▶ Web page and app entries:
##########
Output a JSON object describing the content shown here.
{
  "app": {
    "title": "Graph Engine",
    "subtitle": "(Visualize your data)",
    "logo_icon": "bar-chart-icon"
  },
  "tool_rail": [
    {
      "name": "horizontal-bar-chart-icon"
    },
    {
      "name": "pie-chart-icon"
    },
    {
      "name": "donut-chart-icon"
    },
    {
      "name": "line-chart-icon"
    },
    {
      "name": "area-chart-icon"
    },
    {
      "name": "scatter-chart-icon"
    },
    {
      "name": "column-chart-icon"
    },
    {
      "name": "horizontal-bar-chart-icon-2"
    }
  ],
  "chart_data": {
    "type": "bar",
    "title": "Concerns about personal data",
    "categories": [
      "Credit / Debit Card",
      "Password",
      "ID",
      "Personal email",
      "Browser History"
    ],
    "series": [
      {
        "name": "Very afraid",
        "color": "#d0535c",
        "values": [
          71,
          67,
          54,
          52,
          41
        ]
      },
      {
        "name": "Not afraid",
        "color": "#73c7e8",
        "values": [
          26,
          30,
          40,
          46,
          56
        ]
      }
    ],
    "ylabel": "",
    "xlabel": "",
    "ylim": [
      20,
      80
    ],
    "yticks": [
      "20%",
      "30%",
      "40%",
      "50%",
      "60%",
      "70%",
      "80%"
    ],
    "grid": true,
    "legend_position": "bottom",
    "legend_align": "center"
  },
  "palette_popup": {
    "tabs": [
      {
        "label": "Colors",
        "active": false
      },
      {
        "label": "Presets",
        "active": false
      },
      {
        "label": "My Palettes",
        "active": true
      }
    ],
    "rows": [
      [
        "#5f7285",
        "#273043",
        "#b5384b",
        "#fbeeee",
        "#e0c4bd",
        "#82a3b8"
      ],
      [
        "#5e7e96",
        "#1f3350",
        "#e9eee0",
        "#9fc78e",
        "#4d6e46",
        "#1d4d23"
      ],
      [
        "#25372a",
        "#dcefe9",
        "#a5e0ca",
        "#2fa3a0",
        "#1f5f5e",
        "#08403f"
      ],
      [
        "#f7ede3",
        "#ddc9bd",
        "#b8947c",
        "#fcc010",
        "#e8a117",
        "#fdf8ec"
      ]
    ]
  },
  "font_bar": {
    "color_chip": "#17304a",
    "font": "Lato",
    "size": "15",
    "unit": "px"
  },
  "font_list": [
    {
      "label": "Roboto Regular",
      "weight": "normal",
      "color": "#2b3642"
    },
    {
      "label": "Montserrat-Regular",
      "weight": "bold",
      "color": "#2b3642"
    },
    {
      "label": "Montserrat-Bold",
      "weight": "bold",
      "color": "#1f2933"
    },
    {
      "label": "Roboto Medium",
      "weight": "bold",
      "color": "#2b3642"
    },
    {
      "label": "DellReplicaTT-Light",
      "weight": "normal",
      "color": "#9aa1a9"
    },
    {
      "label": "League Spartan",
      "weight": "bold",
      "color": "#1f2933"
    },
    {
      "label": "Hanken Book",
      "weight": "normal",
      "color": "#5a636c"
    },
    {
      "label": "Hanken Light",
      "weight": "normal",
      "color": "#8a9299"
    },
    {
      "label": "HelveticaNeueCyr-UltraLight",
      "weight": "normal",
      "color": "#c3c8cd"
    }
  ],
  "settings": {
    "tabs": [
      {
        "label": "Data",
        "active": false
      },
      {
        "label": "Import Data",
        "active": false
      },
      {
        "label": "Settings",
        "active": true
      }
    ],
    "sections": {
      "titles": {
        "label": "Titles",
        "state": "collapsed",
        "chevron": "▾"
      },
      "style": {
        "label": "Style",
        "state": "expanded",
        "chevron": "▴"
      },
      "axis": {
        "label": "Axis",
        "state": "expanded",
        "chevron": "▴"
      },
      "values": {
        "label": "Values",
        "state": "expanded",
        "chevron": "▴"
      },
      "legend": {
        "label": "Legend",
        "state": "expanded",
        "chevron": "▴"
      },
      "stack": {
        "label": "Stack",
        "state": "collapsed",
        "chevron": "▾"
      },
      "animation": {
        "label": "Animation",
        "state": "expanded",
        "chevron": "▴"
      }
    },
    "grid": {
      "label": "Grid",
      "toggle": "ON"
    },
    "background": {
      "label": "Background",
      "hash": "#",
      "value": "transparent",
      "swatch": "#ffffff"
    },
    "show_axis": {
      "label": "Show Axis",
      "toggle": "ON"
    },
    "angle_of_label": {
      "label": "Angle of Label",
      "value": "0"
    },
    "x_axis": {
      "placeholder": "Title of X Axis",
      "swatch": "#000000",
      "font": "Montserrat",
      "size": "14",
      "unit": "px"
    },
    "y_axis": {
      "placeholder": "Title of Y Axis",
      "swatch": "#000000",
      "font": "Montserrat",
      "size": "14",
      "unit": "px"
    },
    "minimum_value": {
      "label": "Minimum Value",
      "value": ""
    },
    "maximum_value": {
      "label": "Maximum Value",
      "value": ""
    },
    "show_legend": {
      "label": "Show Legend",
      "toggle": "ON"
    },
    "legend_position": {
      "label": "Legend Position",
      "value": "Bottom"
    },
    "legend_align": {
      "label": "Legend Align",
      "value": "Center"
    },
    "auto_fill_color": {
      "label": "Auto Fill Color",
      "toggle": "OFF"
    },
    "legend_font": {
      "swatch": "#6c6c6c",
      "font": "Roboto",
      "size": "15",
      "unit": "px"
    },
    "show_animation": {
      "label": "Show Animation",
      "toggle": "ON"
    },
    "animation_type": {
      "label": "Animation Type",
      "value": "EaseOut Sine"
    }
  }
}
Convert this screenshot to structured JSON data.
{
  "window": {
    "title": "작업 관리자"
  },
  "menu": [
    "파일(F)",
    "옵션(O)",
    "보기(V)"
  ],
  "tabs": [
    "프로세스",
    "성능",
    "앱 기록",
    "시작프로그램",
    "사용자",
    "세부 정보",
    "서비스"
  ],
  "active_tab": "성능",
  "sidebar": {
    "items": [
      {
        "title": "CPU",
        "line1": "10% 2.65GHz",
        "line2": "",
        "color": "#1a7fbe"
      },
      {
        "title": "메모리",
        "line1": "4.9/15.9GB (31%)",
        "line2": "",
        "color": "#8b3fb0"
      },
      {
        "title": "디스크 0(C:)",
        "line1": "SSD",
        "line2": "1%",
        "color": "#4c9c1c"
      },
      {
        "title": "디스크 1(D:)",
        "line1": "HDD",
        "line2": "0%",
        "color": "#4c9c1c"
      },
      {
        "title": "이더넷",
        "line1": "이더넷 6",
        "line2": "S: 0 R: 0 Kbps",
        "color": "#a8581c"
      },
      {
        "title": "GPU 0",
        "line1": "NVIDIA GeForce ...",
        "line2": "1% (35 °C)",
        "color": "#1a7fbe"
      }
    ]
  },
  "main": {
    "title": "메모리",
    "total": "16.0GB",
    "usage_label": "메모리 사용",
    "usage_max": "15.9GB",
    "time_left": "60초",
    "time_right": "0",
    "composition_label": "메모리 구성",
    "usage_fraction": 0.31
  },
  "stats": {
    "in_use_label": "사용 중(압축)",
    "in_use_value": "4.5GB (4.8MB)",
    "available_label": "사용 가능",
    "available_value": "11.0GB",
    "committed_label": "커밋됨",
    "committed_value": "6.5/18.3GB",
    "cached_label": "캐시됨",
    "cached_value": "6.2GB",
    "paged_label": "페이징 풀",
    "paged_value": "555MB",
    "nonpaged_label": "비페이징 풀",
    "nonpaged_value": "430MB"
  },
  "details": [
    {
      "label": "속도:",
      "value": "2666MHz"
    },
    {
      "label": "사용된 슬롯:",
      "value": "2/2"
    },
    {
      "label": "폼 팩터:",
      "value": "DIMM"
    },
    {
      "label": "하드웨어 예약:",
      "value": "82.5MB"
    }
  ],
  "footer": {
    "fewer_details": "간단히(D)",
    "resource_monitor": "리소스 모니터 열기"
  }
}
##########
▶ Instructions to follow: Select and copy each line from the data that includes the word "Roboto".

▶ Exercise solution:
      "label": "Roboto Regular",
      "label": "Roboto Medium",
      "font": "Roboto",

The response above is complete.